If a line in the listing below has the string "down", copy it out.
☆ ☆ ☆ ☆
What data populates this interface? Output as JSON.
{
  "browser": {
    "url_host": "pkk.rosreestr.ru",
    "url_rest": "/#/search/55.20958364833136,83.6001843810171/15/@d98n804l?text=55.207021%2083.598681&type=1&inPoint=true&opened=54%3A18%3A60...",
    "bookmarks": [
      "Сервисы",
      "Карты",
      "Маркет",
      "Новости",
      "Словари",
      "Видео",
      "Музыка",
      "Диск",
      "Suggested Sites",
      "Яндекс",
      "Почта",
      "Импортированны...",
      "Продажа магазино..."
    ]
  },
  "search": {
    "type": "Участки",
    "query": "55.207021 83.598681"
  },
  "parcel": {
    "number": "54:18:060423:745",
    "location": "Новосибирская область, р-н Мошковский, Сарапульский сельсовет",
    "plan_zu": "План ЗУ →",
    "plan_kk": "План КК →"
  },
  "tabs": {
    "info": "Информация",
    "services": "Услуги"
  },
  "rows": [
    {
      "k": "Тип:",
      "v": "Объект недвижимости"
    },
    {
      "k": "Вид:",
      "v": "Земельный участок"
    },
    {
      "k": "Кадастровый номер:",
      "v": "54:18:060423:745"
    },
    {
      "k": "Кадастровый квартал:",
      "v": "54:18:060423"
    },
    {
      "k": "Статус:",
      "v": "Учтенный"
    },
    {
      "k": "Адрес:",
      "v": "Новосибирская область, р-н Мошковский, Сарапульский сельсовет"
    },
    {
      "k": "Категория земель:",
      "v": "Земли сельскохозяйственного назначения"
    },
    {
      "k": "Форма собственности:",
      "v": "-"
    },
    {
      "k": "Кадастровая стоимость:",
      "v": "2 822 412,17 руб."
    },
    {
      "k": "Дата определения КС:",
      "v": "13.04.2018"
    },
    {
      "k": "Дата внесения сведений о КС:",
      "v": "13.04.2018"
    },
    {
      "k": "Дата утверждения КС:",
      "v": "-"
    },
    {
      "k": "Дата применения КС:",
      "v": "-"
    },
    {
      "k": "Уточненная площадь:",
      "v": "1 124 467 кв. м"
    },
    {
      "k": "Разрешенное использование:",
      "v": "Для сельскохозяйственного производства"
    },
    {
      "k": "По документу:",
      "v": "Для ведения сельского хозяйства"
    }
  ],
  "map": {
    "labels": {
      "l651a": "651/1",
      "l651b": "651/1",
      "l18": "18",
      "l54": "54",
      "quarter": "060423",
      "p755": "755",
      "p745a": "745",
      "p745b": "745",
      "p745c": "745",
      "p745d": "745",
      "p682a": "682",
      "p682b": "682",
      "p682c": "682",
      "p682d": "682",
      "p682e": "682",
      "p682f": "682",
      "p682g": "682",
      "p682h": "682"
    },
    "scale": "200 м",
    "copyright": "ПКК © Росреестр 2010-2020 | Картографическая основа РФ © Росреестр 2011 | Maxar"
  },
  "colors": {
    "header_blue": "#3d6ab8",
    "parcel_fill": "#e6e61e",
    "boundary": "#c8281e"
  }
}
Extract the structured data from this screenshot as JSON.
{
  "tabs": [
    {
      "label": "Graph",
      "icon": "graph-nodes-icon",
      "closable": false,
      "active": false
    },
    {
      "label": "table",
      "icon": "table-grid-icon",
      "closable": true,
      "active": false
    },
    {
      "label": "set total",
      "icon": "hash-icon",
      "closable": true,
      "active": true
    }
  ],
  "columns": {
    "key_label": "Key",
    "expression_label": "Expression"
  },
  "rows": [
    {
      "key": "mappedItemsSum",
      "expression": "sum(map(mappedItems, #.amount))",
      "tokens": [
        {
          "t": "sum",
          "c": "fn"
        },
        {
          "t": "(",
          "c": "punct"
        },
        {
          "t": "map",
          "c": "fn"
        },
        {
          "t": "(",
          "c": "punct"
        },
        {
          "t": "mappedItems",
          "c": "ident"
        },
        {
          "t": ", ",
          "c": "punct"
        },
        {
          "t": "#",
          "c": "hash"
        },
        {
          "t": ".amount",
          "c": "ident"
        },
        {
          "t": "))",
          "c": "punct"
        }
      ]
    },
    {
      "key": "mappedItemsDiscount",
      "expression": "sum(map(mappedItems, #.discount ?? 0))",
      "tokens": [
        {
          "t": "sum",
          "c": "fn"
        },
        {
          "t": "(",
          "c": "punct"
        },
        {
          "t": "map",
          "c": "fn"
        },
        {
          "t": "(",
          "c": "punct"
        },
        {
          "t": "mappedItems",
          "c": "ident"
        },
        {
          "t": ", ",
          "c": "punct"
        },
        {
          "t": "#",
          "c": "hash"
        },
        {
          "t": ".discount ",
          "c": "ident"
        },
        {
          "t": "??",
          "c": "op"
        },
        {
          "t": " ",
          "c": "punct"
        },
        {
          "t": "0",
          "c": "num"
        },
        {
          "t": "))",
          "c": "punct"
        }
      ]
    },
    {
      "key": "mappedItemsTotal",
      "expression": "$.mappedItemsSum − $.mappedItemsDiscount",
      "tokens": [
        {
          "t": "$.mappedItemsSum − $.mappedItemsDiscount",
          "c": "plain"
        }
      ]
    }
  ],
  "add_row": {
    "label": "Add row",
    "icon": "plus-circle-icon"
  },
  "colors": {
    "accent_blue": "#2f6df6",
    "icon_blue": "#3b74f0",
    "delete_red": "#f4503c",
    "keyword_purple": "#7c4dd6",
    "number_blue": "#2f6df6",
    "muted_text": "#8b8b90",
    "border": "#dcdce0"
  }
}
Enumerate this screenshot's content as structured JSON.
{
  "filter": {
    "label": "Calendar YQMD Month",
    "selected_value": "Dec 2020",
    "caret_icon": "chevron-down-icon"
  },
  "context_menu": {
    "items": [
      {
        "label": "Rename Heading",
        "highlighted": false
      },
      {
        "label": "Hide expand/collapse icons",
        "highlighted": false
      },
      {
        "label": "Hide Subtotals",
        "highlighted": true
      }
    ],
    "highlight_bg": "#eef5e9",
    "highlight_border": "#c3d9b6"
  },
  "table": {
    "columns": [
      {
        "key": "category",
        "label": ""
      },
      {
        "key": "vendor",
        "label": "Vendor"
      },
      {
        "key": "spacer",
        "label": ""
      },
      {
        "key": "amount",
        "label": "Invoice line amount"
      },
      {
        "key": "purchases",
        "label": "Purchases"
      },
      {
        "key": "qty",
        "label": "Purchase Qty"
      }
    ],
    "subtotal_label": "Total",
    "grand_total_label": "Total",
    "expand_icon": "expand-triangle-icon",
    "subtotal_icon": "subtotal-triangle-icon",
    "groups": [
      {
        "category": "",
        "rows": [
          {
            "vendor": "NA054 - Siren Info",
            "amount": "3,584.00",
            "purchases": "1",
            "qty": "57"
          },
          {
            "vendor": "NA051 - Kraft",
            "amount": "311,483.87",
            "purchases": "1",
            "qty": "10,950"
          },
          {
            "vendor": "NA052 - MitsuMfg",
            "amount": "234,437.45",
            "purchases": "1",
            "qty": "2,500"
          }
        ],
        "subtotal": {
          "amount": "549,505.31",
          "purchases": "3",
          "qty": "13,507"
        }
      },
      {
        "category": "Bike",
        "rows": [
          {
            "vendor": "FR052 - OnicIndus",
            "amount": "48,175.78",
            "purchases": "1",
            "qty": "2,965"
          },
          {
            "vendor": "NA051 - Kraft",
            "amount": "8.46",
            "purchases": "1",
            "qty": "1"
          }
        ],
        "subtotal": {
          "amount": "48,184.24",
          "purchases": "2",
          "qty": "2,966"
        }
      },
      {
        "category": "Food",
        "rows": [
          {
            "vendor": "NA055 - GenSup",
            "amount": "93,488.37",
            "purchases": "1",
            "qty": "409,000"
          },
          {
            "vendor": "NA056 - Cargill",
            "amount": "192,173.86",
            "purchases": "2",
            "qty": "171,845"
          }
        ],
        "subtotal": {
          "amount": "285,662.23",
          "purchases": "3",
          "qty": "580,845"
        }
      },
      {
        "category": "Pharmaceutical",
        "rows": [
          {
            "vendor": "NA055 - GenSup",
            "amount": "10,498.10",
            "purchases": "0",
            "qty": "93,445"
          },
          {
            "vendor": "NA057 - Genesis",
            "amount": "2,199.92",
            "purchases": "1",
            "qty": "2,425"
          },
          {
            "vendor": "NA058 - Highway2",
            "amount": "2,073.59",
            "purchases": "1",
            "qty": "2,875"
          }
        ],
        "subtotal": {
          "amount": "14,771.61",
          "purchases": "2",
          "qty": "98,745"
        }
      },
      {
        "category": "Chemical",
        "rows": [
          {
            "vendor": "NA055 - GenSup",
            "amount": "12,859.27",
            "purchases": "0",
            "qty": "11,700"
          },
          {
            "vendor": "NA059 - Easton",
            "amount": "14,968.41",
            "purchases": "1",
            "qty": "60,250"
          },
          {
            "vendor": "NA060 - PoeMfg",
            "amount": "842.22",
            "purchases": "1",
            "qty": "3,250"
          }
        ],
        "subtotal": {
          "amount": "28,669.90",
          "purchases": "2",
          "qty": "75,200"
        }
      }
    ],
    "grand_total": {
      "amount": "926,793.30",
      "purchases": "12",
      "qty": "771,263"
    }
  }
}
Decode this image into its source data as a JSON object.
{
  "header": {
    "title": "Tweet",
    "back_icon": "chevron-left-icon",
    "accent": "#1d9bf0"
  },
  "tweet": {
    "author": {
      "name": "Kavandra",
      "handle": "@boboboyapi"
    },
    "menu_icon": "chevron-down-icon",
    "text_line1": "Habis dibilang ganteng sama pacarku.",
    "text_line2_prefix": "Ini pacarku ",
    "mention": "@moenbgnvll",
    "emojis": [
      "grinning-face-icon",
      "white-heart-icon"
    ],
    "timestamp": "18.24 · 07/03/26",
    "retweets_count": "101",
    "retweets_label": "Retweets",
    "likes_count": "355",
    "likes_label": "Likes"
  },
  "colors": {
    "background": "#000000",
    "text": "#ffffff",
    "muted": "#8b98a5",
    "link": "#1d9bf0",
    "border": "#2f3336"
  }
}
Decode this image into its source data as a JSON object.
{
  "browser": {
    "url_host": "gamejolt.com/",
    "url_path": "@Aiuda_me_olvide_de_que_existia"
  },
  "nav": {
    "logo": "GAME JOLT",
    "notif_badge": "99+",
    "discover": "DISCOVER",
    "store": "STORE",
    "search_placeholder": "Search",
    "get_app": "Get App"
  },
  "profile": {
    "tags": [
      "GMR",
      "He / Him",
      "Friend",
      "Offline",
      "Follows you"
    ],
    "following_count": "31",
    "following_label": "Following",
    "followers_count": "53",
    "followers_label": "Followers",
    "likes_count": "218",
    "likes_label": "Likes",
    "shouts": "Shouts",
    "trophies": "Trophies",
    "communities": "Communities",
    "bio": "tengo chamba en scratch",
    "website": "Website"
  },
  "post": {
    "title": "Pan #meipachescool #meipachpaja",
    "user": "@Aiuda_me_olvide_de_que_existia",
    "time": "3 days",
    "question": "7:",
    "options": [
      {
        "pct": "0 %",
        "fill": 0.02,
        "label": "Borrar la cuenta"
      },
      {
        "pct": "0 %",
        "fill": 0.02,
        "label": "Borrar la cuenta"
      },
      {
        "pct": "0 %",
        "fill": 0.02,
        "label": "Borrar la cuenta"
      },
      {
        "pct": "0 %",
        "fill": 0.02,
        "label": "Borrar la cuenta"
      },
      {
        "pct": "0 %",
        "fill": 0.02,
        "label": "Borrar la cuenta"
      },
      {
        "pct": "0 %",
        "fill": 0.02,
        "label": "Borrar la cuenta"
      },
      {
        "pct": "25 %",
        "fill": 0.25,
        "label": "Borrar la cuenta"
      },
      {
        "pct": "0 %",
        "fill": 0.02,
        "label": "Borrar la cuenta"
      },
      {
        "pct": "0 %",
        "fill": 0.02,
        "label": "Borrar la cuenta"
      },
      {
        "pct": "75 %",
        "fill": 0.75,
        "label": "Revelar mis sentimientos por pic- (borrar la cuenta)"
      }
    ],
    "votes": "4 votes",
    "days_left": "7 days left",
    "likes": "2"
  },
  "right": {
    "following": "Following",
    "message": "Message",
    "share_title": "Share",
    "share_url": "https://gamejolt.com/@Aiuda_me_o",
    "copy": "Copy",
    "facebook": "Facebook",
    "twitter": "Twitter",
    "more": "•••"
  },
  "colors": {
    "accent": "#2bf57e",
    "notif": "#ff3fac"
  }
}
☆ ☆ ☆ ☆
-- Exercise solution --
    "caret_icon": "chevron-down-icon"
    "menu_icon": "chevron-down-icon",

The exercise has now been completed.